Over the last two decades, researches have spent a lot of time evaluating the link between animal abuse and domestic violence. Pet abuse was identified as one of the four significant predictors for domestic violence in a study conducted by Dr. Jacquelyn Campbell and colleagues in three metropolitan areas over seven years.
By understanding the link between pet abuse and domestic violence, people are in a better position to protect their community. The collaborative efforts made by law enforcement officials has helped combat family violence and domestic abuse.
What are the warning signs of animal abuse?
Signs of pet abuse or neglect are often physical and can include any of the following:
- Head wounds that may have healed
- A tight-fitting collar around the animal’s neck
- Open sores on head or body
- Any physical ailment that hasn’t been treated adequately
- Poor skin conditions, such as patches of hair loss, extremely matted fur, scaly skin, rashes, bumps, or a filthy coat
- Flea infested fur, parasites or ticks

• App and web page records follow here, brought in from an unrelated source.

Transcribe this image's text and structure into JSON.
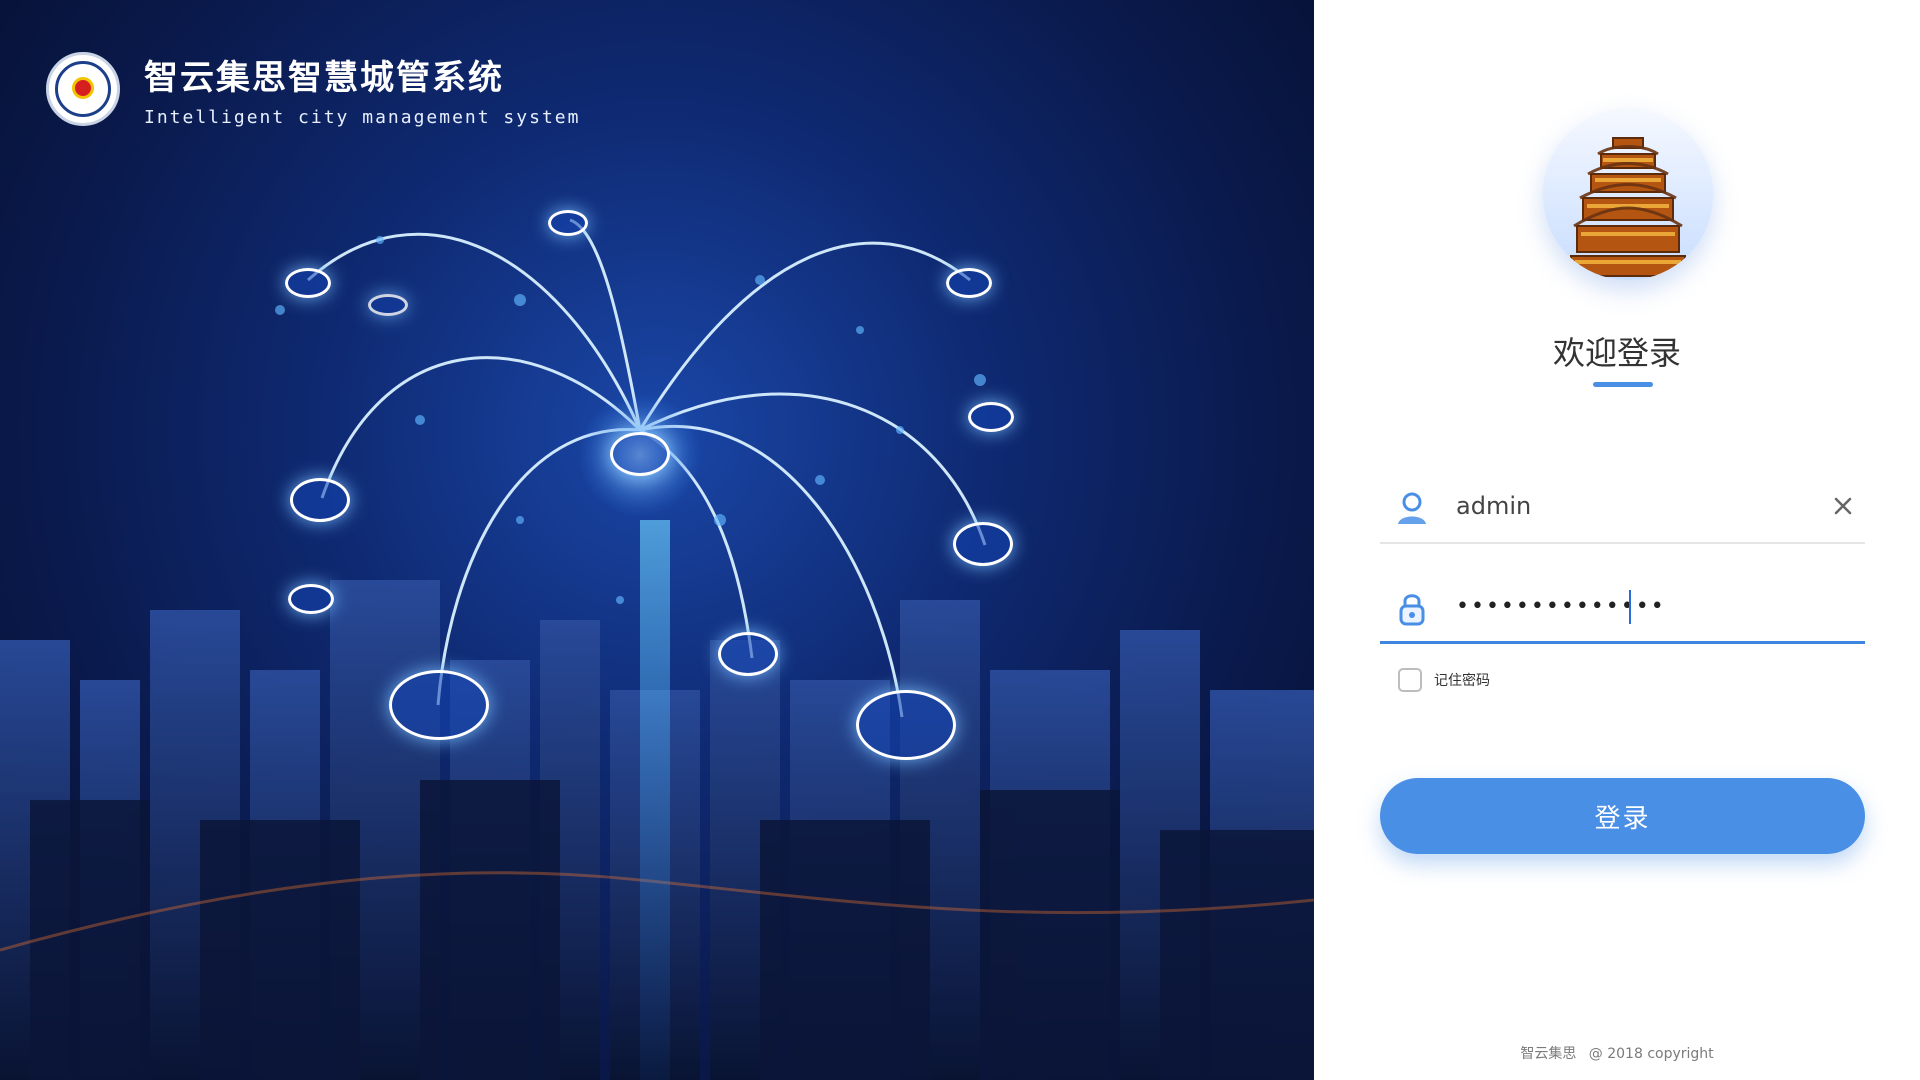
{
  "brand": {
    "title": "智云集思智慧城管系统",
    "subtitle": "Intelligent city management system"
  },
  "login": {
    "welcome": "欢迎登录",
    "username_value": "admin",
    "password_value": "••••••••••••••",
    "remember_label": "记住密码",
    "button_label": "登录"
  },
  "footer": {
    "company": "智云集思",
    "copyright": "@ 2018 copyright"
  },
  "colors": {
    "accent": "#4a8fe6",
    "hero_dark": "#0a1a4d"
  },
  "icons": {
    "user": "user-icon",
    "lock": "lock-icon",
    "clear": "close-icon"
  }
}
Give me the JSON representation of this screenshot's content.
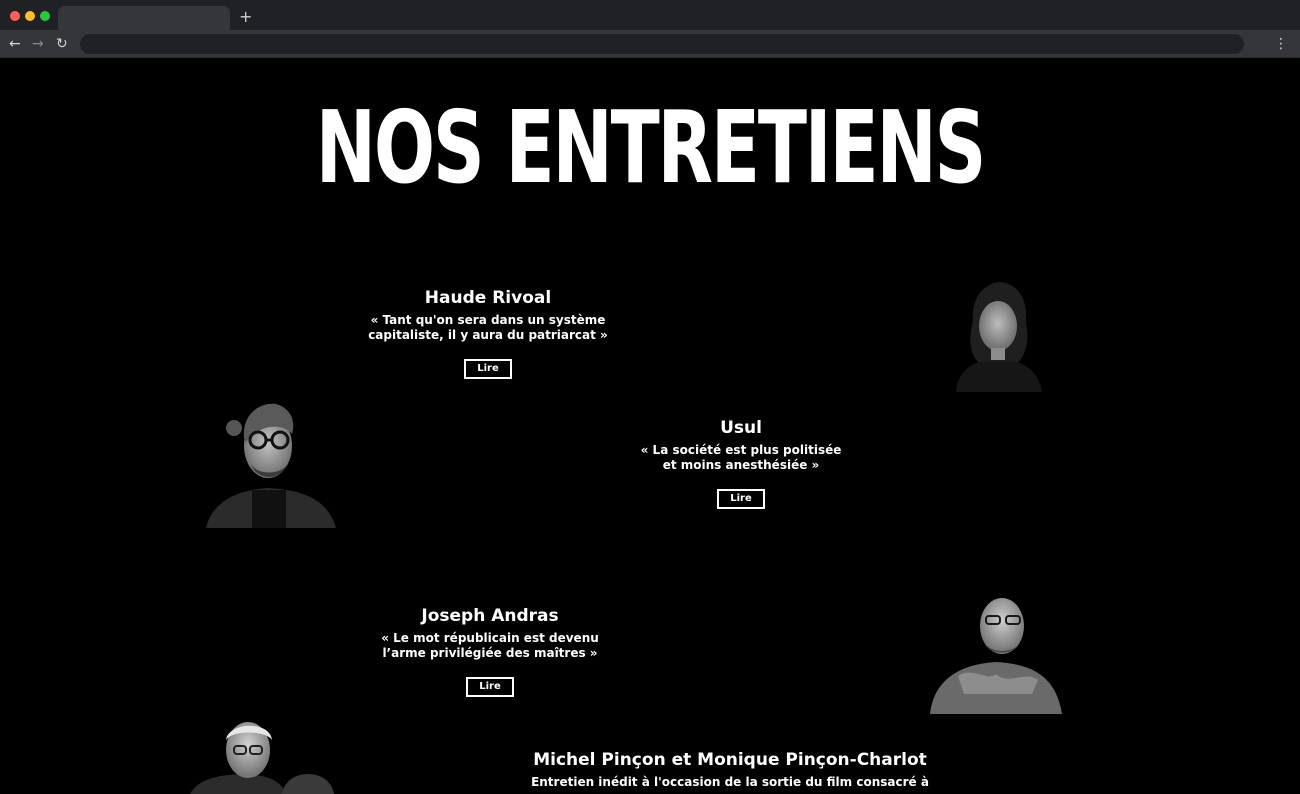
{
  "browser": {
    "new_tab_label": "+",
    "back_icon": "←",
    "forward_icon": "→",
    "reload_icon": "↻",
    "menu_icon": "⋮"
  },
  "page": {
    "title": "NOS ENTRETIENS",
    "entries": [
      {
        "name": "Haude Rivoal",
        "quote": "« Tant qu'on sera dans un système capitaliste, il y aura du patriarcat »",
        "button": "Lire"
      },
      {
        "name": "Usul",
        "quote": "« La société est plus politisée et moins anesthésiée »",
        "button": "Lire"
      },
      {
        "name": "Joseph Andras",
        "quote": "« Le mot républicain est devenu l’arme privilégiée des maîtres »",
        "button": "Lire"
      },
      {
        "name": "Michel Pinçon et Monique Pinçon-Charlot",
        "quote": "Entretien inédit à l'occasion de la sortie du film consacré à"
      }
    ]
  }
}
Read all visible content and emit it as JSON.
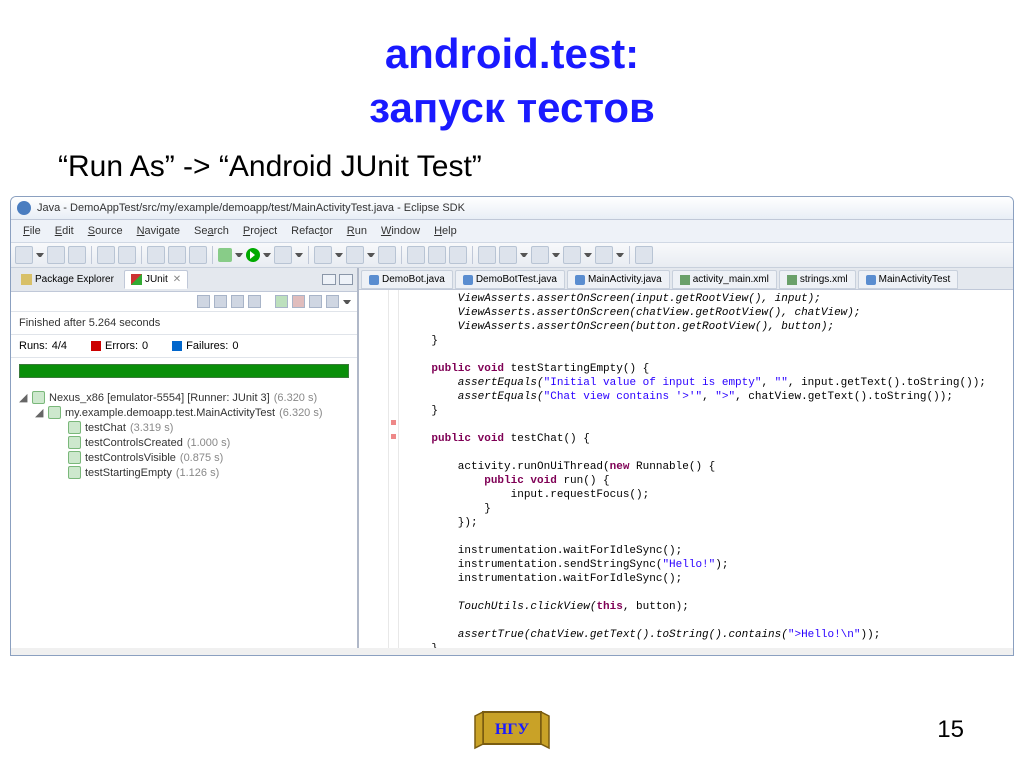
{
  "slide": {
    "title1": "android.test:",
    "title2": "запуск тестов",
    "subtitle": "“Run As” -> “Android JUnit Test”",
    "pageNum": "15"
  },
  "window": {
    "title": "Java - DemoAppTest/src/my/example/demoapp/test/MainActivityTest.java - Eclipse SDK"
  },
  "menu": [
    "File",
    "Edit",
    "Source",
    "Navigate",
    "Search",
    "Project",
    "Refactor",
    "Run",
    "Window",
    "Help"
  ],
  "leftPanel": {
    "tabs": {
      "pe": "Package Explorer",
      "junit": "JUnit"
    },
    "status": "Finished after 5.264 seconds",
    "runsLabel": "Runs:",
    "runsVal": "4/4",
    "errLabel": "Errors:",
    "errVal": "0",
    "failLabel": "Failures:",
    "failVal": "0",
    "tree": {
      "root": {
        "label": "Nexus_x86 [emulator-5554] [Runner: JUnit 3]",
        "dur": "(6.320 s)"
      },
      "pkg": {
        "label": "my.example.demoapp.test.MainActivityTest",
        "dur": "(6.320 s)"
      },
      "t1": {
        "label": "testChat",
        "dur": "(3.319 s)"
      },
      "t2": {
        "label": "testControlsCreated",
        "dur": "(1.000 s)"
      },
      "t3": {
        "label": "testControlsVisible",
        "dur": "(0.875 s)"
      },
      "t4": {
        "label": "testStartingEmpty",
        "dur": "(1.126 s)"
      }
    }
  },
  "editorTabs": [
    "DemoBot.java",
    "DemoBotTest.java",
    "MainActivity.java",
    "activity_main.xml",
    "strings.xml",
    "MainActivityTest"
  ],
  "code": {
    "l1": "        ViewAsserts.assertOnScreen(input.getRootView(), input);",
    "l2": "        ViewAsserts.assertOnScreen(chatView.getRootView(), chatView);",
    "l3": "        ViewAsserts.assertOnScreen(button.getRootView(), button);",
    "l4": "    }",
    "l5": "",
    "l6a": "    ",
    "l6kw": "public void",
    "l6b": " testStartingEmpty() {",
    "l7a": "        assertEquals(",
    "l7s1": "\"Initial value of input is empty\"",
    "l7b": ", ",
    "l7s2": "\"\"",
    "l7c": ", input.getText().toString());",
    "l8a": "        assertEquals(",
    "l8s1": "\"Chat view contains '>'\"",
    "l8b": ", ",
    "l8s2": "\">\"",
    "l8c": ", chatView.getText().toString());",
    "l9": "    }",
    "l10": "",
    "l11a": "    ",
    "l11kw": "public void",
    "l11b": " testChat() {",
    "l12": "",
    "l13a": "        activity.runOnUiThread(",
    "l13kw": "new",
    "l13b": " Runnable() {",
    "l14a": "            ",
    "l14kw": "public void",
    "l14b": " run() {",
    "l15": "                input.requestFocus();",
    "l16": "            }",
    "l17": "        });",
    "l18": "",
    "l19": "        instrumentation.waitForIdleSync();",
    "l20a": "        instrumentation.sendStringSync(",
    "l20s": "\"Hello!\"",
    "l20b": ");",
    "l21": "        instrumentation.waitForIdleSync();",
    "l22": "",
    "l23a": "        TouchUtils.clickView(",
    "l23kw": "this",
    "l23b": ", button);",
    "l24": "",
    "l25a": "        assertTrue(chatView.getText().toString().contains(",
    "l25s": "\">Hello!\\n\"",
    "l25b": "));",
    "l26": "    }",
    "l27": "}"
  }
}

- Emaciation or extreme thinness (weight loss can occur naturally in senior animals, so this is not always a sign of neglect)
- Physical weakness such as limping or difficulty standing/walking
What is the link between animal abuse and domestic abuse?
According to research from The National District Attorneys Association, the link between animal abuse and domestic violence “consists of the coexistence of two or more of these intra-familial crimes: child abuse (including physical and sexual abuse) or neglect, domestic violence (including stalking and rape), elder abuse or neglect (including financial exploitation), and pet abuse or neglect (including sexual assault, animal fighting, and hoarding).”
Animal abuse also can be linked to other forms of violence, including homicide weapons offenses, drug offenses, sexual assault, arson, assault, or other violent crimes.
Is an animal abuse charge considered a serious offense?
All fifty states now have felony animal abuse laws in place. Animal protection laws are also crucial because they can help officials monitor abuse patterns and behaviors of criminals. Taking pet abuse as a serious crime can also help protect other people or animals against future abuse.
At the federal level, the FBI has been tracking crimes against animals in the National Incident-Based Reporting System (NIBRS). This system also is used to track serious criminal offenses.
The benefits of tracking these occurrences of pet abuse can help law enforcement paint a better picture of where these types of crimes are taking place and who is committing them. This can also help local authorities better understand what areas of their community may be at a higher risk for violence and assault.
What are cross-reporting laws?
Many states have implemented cross reporting laws as a result of the link between animal neglect and domestic violence. According to the American Veterinarian Medical Association, cross reporting laws are “adopted bills which mandate the cross-reporting of animal and child abuse between animal health care providers, animal control agencies, child health care providers, and child protection agencies.”
At least 28 states have also implemented counseling requirements in their animal cruelty laws for convicted abusers. Four of these states require psychological counseling for anyone convicted of animal cruelty and six mandate counseling for juveniles convicted of animal cruelty.
Community efforts can make an impact
Encouraging local law enforcement agencies and prosecutors to understand the dangers of animal abuse is the key to creating safer communities.
Individuals who commit abuse to animals are far more likely to become violent to their partners or children. If you suspect or witness your partner being abusive to an animal, it may be time to rethink your relationship.
Alana Redmond is a graduate in Media and Business from the University of California San Diego. She is also a consumer safety writer for safer-america.com and an avid dog lover. You can reach her by email at email@example.com.